TASK DESCRIPTION => From the entries below, copy out all lines holding "emblem".

Web page and app entries =>
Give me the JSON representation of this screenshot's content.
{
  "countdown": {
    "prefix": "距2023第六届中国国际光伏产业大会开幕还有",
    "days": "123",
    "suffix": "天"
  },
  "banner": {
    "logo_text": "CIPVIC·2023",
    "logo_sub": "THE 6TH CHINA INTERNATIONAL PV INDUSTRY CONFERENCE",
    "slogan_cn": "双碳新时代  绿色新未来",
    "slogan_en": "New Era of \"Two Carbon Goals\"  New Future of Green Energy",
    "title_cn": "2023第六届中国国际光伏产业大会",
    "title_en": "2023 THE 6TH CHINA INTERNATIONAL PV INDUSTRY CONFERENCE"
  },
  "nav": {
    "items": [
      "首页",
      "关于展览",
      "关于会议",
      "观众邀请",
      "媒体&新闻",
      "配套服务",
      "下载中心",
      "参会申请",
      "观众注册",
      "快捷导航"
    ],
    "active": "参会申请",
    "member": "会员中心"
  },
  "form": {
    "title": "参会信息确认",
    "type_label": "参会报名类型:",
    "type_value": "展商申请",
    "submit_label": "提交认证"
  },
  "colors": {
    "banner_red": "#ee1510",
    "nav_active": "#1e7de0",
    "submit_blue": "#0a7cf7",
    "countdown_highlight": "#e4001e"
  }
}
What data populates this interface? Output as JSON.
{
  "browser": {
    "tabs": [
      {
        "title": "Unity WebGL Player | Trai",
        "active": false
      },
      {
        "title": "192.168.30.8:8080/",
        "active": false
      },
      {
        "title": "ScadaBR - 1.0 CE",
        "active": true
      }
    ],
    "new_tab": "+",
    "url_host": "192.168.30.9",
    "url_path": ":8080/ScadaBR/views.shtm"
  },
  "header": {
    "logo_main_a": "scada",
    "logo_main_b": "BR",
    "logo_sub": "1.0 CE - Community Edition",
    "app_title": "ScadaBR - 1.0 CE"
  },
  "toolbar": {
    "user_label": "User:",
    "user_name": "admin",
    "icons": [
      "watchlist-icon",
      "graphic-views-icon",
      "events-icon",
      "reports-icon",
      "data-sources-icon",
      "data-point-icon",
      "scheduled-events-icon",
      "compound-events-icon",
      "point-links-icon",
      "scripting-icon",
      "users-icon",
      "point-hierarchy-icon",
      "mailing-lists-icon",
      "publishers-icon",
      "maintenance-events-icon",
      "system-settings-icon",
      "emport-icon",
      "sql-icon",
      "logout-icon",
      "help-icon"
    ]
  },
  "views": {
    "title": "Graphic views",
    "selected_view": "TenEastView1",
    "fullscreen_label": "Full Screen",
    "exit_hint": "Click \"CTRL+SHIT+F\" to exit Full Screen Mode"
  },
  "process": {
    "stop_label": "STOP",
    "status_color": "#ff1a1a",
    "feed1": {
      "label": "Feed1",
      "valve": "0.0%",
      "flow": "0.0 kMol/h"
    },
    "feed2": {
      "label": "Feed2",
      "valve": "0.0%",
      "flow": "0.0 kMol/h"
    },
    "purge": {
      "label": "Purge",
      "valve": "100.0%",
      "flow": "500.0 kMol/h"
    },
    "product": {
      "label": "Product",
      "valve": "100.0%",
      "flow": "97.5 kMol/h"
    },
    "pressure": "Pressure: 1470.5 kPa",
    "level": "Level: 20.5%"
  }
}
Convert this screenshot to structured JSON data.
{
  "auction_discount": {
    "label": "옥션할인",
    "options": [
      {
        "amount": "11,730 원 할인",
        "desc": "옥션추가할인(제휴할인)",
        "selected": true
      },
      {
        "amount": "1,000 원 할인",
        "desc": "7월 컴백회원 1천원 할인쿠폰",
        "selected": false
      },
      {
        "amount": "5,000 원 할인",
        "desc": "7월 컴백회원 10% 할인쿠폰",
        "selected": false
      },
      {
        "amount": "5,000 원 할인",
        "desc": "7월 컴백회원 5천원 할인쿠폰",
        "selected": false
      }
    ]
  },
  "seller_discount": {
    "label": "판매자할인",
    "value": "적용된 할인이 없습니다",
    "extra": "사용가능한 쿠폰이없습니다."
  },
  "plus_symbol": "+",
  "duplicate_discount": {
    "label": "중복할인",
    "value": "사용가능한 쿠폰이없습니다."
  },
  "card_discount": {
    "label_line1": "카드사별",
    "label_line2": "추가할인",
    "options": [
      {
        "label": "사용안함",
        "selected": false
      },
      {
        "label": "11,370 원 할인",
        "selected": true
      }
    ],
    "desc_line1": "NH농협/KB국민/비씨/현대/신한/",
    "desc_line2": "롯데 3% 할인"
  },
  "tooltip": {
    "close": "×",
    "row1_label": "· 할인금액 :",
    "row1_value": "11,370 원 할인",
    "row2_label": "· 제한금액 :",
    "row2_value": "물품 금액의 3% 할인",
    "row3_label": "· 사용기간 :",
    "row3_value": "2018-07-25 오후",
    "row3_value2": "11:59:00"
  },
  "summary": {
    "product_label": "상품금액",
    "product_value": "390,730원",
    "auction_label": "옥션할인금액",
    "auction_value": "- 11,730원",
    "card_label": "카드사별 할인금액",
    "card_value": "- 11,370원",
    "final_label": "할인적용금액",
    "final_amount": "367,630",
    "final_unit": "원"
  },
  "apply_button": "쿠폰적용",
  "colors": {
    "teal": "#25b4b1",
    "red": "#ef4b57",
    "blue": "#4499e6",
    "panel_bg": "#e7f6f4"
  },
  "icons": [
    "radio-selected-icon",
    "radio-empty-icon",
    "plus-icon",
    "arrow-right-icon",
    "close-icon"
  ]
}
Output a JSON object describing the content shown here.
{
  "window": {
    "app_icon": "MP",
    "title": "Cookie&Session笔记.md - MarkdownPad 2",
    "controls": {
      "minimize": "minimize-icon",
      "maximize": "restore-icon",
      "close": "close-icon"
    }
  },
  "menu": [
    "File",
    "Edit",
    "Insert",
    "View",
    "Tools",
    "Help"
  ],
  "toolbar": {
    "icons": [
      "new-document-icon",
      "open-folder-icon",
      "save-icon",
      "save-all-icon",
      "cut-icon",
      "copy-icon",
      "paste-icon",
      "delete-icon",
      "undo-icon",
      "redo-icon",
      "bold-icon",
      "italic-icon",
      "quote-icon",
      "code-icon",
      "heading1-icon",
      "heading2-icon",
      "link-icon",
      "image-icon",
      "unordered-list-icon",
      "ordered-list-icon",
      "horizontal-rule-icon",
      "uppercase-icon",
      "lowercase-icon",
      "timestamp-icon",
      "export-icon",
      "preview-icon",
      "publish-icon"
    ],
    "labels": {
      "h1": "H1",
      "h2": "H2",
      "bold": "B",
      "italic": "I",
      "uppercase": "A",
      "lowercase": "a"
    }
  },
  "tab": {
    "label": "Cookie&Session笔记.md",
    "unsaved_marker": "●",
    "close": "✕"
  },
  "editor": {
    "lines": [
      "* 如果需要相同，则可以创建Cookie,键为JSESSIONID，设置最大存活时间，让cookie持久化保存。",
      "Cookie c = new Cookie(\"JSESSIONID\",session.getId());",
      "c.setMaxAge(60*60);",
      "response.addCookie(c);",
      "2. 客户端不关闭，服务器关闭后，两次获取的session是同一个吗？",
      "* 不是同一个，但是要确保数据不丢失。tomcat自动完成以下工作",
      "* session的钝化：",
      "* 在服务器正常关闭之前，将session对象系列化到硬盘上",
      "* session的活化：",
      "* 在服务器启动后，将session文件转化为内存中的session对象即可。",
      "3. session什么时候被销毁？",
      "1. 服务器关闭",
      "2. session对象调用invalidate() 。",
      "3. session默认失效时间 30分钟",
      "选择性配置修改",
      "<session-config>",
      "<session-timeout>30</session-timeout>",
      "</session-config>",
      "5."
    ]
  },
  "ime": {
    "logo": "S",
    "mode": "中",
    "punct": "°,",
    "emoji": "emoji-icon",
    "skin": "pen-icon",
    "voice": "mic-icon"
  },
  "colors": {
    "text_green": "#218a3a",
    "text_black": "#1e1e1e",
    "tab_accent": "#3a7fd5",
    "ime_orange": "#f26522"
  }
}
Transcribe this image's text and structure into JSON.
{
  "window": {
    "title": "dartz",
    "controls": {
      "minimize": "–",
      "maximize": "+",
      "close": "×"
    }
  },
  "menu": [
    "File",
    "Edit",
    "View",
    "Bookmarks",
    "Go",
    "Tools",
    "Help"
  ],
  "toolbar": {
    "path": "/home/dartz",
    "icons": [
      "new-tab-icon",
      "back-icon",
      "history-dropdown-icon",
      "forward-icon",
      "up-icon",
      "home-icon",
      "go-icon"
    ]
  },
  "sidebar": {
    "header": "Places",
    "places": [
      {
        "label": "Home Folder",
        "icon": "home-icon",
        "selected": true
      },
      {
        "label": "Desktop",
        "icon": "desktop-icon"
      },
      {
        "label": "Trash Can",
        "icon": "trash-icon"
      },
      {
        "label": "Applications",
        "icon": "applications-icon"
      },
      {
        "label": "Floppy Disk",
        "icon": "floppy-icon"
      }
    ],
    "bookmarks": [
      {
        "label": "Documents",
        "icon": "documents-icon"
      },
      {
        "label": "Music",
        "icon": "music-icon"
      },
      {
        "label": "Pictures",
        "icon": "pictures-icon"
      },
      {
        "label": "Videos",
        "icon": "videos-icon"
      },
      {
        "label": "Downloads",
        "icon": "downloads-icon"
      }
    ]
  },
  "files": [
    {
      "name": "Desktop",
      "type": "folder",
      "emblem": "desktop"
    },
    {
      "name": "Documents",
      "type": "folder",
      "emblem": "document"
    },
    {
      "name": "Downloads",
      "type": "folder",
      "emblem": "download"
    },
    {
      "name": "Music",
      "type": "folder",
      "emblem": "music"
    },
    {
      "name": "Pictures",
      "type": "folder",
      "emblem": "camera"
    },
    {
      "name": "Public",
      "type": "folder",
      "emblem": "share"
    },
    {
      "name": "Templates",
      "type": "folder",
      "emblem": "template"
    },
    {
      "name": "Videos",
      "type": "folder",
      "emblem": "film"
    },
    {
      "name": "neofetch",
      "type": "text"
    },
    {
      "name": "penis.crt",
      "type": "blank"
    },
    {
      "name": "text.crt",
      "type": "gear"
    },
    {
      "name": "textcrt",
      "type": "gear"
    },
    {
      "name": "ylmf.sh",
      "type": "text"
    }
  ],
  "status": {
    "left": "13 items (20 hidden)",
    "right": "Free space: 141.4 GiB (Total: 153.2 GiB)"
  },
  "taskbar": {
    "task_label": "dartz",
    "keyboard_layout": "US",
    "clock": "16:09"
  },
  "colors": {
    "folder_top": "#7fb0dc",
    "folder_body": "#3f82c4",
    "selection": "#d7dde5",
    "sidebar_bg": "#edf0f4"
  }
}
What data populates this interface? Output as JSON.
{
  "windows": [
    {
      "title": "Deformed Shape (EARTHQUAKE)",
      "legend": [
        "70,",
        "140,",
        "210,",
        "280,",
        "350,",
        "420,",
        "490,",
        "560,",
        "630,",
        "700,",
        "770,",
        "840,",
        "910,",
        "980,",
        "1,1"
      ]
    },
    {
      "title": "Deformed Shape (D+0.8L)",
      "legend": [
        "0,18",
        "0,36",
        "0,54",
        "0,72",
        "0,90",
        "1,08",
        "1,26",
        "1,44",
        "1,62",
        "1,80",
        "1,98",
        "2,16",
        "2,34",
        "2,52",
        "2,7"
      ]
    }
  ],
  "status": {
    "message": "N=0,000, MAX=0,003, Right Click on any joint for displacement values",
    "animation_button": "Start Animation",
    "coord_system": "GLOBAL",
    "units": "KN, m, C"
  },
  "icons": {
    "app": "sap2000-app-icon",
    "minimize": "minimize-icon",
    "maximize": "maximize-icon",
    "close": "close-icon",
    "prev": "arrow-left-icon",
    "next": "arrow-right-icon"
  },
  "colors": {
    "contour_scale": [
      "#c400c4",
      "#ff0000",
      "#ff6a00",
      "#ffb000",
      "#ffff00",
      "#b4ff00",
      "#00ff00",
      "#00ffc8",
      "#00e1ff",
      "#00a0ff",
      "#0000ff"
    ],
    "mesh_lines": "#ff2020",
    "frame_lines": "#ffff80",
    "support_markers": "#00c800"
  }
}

EXERCISE OUTPUT =>
      "emblem": "desktop"
      "emblem": "document"
      "emblem": "download"
      "emblem": "music"
      "emblem": "camera"
      "emblem": "share"
      "emblem": "template"
      "emblem": "film"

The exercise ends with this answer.